Right now, there is one question all leaders have to answer: “What type of leader do I want to be?”
When the dust settles after the current crisis, employees will remember how we led and what we did to support our businesses. Luckily, many expert consultants and thought leaders recently came together to share recommendations for navigating the challenges many of us are facing.
Last week, our friends at Scaling Up hosted the Re-N-Vent Summit, which brought together 12 top business leaders to give their advice on what to do now.
Below are just a few of my biggest takeaways:
Necessity is the mother of invention. I have seen that play out so many times over the past few weeks. From new tools to completely pivoting business models, leaders are finding innovative ways to make lemonade.
Margaret Heffernan, tech CEO and entrepreneur, stressed in her session that we are not alone. In odd ways, going virtual has made it easier than ever to connect with your network, which makes this the moment to reach out and strengthen your relationship base. More often than not, people who used to be difficult to match calendars with are now more available to have a 15-minute conversation.
Margaret also mentioned that people are more willing to try new things and work with you in ways they never would have before. Leverage this time to connect with one or two people outside your typical circle each week. Think customers, connections from past conferences, or those college peers you talk to only through LinkedIn comments. Understand what’s going on in their worlds and brainstorm ideas or initiatives that could help your company during this time.
While Oreos can be a great quarantine snack, they’re not the best communication tool. Sandwiching hard feedback—the act of providing praise, criticism, and then praise again—undermines the message of both the positive and constructive feedback. It is better to carve out time to deliver your message and focus on each message one at a time. Whether you’re coaching an individual employee or sharing company-wide communication, don’t pull a punch. Better to lean into your authentic self.
In a recent Emplify survey, we found that almost 60% of employees report feeling fearful, anxious, and stressed. Especially in times of uncertainty, employees need clear and transparent communication, not a sh*t sandwich.
It’s hard enough to give employees your undivided attention in person, let alone when virtually. Making employees feel seen and heard is more important than ever. David Marquet, a former Naval Commander, explained his zero or 100 rule: if you can’t give someone or something 100% of your time, then give it zero. Or as Ron Swanson says:
David says that routine and creating space for focus are two ways to give 100%. Also, during 1:1 conversations with your team, turn off notifications and refrain from checking email; be present.
We all know that when we can, we should be using video with our employees. However, it can be energy draining to be “on” all day. Zappos Chief People Strategist Hollie Delaney shared that the company uses Apple’s Memoji feature in video chats, letting team become unicorns or cartoon versions of themselves. They still get the human connection while providing a creative outlet and a break from being “on.”
Not using Facetime? You can also use the “virtual background” feature in Zoom or turn yourself into a potato on Microsoft Teams. What are some other ways to creatively help your employees manage their energy?

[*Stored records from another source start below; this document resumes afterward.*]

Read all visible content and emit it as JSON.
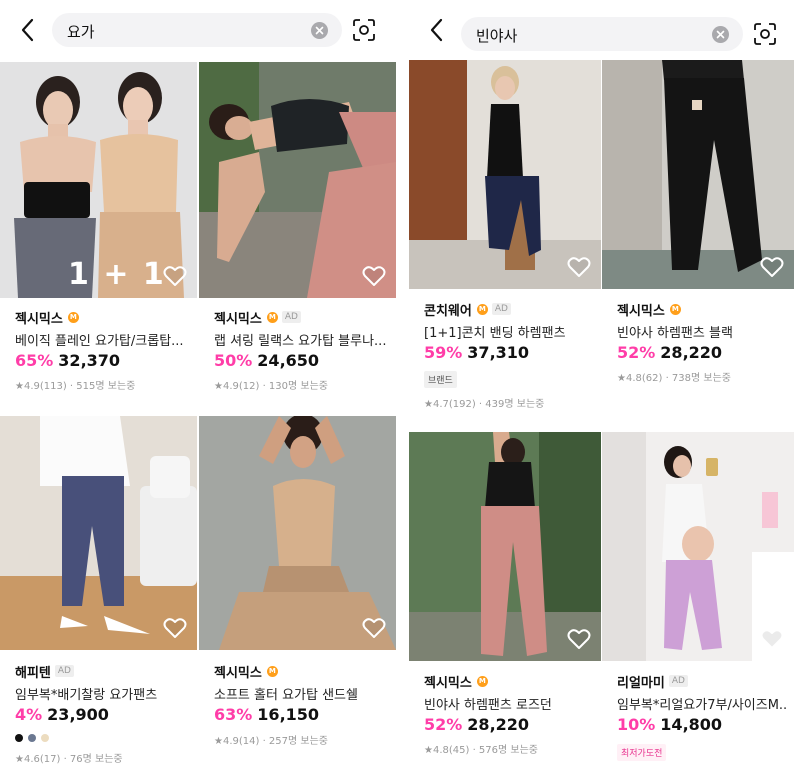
{
  "colors": {
    "accent_pink": "#ff3da8",
    "m_badge": "#ff9f1a",
    "text_gray": "#9a9a9a"
  },
  "left": {
    "search": {
      "query": "요가",
      "back_icon": "chevron-left-icon",
      "clear_icon": "clear-x-icon",
      "camera_icon": "camera-scan-icon"
    },
    "products": [
      {
        "brand": "젝시믹스",
        "m_badge": "M",
        "ad": "",
        "title": "베이직 플레인 요가탑/크롭탑...",
        "discount": "65%",
        "price": "32,370",
        "rating": "★4.9(113) · 515명 보는중",
        "promo": "1 + 1"
      },
      {
        "brand": "젝시믹스",
        "m_badge": "M",
        "ad": "AD",
        "title": "랩 셔링 릴랙스 요가탑 블루나...",
        "discount": "50%",
        "price": "24,650",
        "rating": "★4.9(12) · 130명 보는중"
      },
      {
        "brand": "해피텐",
        "m_badge": "",
        "ad": "AD",
        "title": "임부복*배기찰랑 요가팬츠",
        "discount": "4%",
        "price": "23,900",
        "rating": "★4.6(17) · 76명 보는중",
        "swatches": [
          "#111111",
          "#6b7891",
          "#ecdcbf"
        ]
      },
      {
        "brand": "젝시믹스",
        "m_badge": "M",
        "ad": "",
        "title": "소프트 홀터 요가탑 샌드쉘",
        "discount": "63%",
        "price": "16,150",
        "rating": "★4.9(14) · 257명 보는중"
      }
    ]
  },
  "right": {
    "search": {
      "query": "빈야사",
      "back_icon": "chevron-left-icon",
      "clear_icon": "clear-x-icon",
      "camera_icon": "camera-scan-icon"
    },
    "products": [
      {
        "brand": "콘치웨어",
        "m_badge": "M",
        "ad": "AD",
        "title": "[1+1]콘치 밴딩 하렘팬츠",
        "discount": "59%",
        "price": "37,310",
        "chip": "브랜드",
        "rating": "★4.7(192) · 439명 보는중"
      },
      {
        "brand": "젝시믹스",
        "m_badge": "M",
        "ad": "",
        "title": "빈야사 하렘팬츠 블랙",
        "discount": "52%",
        "price": "28,220",
        "rating": "★4.8(62) · 738명 보는중"
      },
      {
        "brand": "젝시믹스",
        "m_badge": "M",
        "ad": "",
        "title": "빈야사 하렘팬츠 로즈던",
        "discount": "52%",
        "price": "28,220",
        "rating": "★4.8(45) · 576명 보는중"
      },
      {
        "brand": "리얼마미",
        "m_badge": "",
        "ad": "AD",
        "title": "임부복*리얼요가7부/사이즈M...",
        "discount": "10%",
        "price": "14,800",
        "chip": "최저가도전"
      }
    ]
  }
}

As more businesses move to remote work, striking a balance between providing autonomy and micromanaging employees can be difficult. Ron Lovett, serial entrepreneur and author, provided an excellent framework for encouraging autonomy while ensuring alignment.
When a team member — regardless of title — has an idea, encourage them to think through these questions:
1. Is it the right thing for you customers?
2. Is it the right thing for your company’s purpose?
3. Are they willing to be held accountable?
If the answer to all three is yes, then they should go for it. Eighty percent of the time, the people closest to the work will make decisions better than those in the boardroom. Encouraging these contributions will also help to identify high-potential employees while moving past hierarchical bottlenecks.
Using this framework, you can create your own three questions. Empower your managers to communicate this practice to their team during 1:1s and coaching conversations, and be sure to model it yourself with your own direct reports. Setting clear guidelines and empowering your employees this way helps to create trust and psychological safety — especially in a time when those two attributes are critical for an engaged workforce.
Emplify’s CEO and Co-Founder, Santiago Jaramillo, also walked through our new Covid-19 Well-being Assessment. This is great tool to assess the remote-readiness, overall mental well-being, and specific needs of your employees during this time. Click HERE to check it out.